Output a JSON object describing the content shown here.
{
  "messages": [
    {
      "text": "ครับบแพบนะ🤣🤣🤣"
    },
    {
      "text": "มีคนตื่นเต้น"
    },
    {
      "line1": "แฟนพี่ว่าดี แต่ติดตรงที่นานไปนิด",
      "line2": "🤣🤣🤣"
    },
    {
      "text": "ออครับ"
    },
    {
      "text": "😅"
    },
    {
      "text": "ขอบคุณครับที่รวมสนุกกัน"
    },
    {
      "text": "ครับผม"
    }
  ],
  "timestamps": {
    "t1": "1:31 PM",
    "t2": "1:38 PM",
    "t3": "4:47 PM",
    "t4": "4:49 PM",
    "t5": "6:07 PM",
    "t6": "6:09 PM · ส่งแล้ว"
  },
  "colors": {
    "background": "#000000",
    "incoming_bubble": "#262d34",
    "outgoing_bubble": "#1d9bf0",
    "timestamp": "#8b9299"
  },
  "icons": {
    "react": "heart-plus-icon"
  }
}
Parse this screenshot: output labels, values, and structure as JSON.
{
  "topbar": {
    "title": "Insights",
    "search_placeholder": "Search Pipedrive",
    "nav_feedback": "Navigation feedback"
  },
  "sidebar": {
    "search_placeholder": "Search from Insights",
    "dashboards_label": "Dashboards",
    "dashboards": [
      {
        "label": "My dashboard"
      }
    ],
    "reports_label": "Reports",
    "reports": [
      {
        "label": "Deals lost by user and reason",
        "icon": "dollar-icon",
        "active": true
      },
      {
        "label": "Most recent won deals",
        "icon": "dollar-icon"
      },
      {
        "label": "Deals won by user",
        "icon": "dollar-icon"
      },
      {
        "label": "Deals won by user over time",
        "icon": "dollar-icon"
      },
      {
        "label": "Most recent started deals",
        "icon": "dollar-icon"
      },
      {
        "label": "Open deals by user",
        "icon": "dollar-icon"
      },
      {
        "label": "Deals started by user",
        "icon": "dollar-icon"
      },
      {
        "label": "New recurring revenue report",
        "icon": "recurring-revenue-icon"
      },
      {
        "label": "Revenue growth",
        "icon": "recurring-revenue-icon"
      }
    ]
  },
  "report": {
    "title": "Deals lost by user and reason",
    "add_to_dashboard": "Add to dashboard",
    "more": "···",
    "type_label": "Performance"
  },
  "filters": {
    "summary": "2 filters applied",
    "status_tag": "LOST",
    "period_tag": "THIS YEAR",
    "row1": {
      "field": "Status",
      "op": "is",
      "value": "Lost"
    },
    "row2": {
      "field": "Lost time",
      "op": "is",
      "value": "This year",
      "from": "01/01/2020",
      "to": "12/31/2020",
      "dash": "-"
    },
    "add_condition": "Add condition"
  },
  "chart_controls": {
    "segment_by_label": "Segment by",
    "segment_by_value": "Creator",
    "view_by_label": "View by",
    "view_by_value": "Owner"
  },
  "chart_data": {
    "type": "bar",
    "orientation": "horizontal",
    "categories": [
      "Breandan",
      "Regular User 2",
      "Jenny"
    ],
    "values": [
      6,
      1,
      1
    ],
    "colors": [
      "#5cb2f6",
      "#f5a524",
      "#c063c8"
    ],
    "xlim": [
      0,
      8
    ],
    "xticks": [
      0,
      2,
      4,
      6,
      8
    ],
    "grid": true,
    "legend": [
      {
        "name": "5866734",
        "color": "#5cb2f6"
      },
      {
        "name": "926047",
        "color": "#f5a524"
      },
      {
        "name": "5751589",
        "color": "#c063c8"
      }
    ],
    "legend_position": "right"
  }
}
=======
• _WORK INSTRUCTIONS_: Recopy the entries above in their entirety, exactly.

• _ANSWER SECTION_:
Output a JSON object describing the content shown here.
{
  "messages": [
    {
      "text": "ครับบแพบนะ🤣🤣🤣"
    },
    {
      "text": "มีคนตื่นเต้น"
    },
    {
      "line1": "แฟนพี่ว่าดี แต่ติดตรงที่นานไปนิด",
      "line2": "🤣🤣🤣"
    },
    {
      "text": "ออครับ"
    },
    {
      "text": "😅"
    },
    {
      "text": "ขอบคุณครับที่รวมสนุกกัน"
    },
    {
      "text": "ครับผม"
    }
  ],
  "timestamps": {
    "t1": "1:31 PM",
    "t2": "1:38 PM",
    "t3": "4:47 PM",
    "t4": "4:49 PM",
    "t5": "6:07 PM",
    "t6": "6:09 PM · ส่งแล้ว"
  },
  "colors": {
    "background": "#000000",
    "incoming_bubble": "#262d34",
    "outgoing_bubble": "#1d9bf0",
    "timestamp": "#8b9299"
  },
  "icons": {
    "react": "heart-plus-icon"
  }
}
Parse this screenshot: output labels, values, and structure as JSON.
{
  "topbar": {
    "title": "Insights",
    "search_placeholder": "Search Pipedrive",
    "nav_feedback": "Navigation feedback"
  },
  "sidebar": {
    "search_placeholder": "Search from Insights",
    "dashboards_label": "Dashboards",
    "dashboards": [
      {
        "label": "My dashboard"
      }
    ],
    "reports_label": "Reports",
    "reports": [
      {
        "label": "Deals lost by user and reason",
        "icon": "dollar-icon",
        "active": true
      },
      {
        "label": "Most recent won deals",
        "icon": "dollar-icon"
      },
      {
        "label": "Deals won by user",
        "icon": "dollar-icon"
      },
      {
        "label": "Deals won by user over time",
        "icon": "dollar-icon"
      },
      {
        "label": "Most recent started deals",
        "icon": "dollar-icon"
      },
      {
        "label": "Open deals by user",
        "icon": "dollar-icon"
      },
      {
        "label": "Deals started by user",
        "icon": "dollar-icon"
      },
      {
        "label": "New recurring revenue report",
        "icon": "recurring-revenue-icon"
      },
      {
        "label": "Revenue growth",
        "icon": "recurring-revenue-icon"
      }
    ]
  },
  "report": {
    "title": "Deals lost by user and reason",
    "add_to_dashboard": "Add to dashboard",
    "more": "···",
    "type_label": "Performance"
  },
  "filters": {
    "summary": "2 filters applied",
    "status_tag": "LOST",
    "period_tag": "THIS YEAR",
    "row1": {
      "field": "Status",
      "op": "is",
      "value": "Lost"
    },
    "row2": {
      "field": "Lost time",
      "op": "is",
      "value": "This year",
      "from": "01/01/2020",
      "to": "12/31/2020",
      "dash": "-"
    },
    "add_condition": "Add condition"
  },
  "chart_controls": {
    "segment_by_label": "Segment by",
    "segment_by_value": "Creator",
    "view_by_label": "View by",
    "view_by_value": "Owner"
  },
  "chart_data": {
    "type": "bar",
    "orientation": "horizontal",
    "categories": [
      "Breandan",
      "Regular User 2",
      "Jenny"
    ],
    "values": [
      6,
      1,
      1
    ],
    "colors": [
      "#5cb2f6",
      "#f5a524",
      "#c063c8"
    ],
    "xlim": [
      0,
      8
    ],
    "xticks": [
      0,
      2,
      4,
      6,
      8
    ],
    "grid": true,
    "legend": [
      {
        "name": "5866734",
        "color": "#5cb2f6"
      },
      {
        "name": "926047",
        "color": "#f5a524"
      },
      {
        "name": "5751589",
        "color": "#c063c8"
      }
    ],
    "legend_position": "right"
  }
}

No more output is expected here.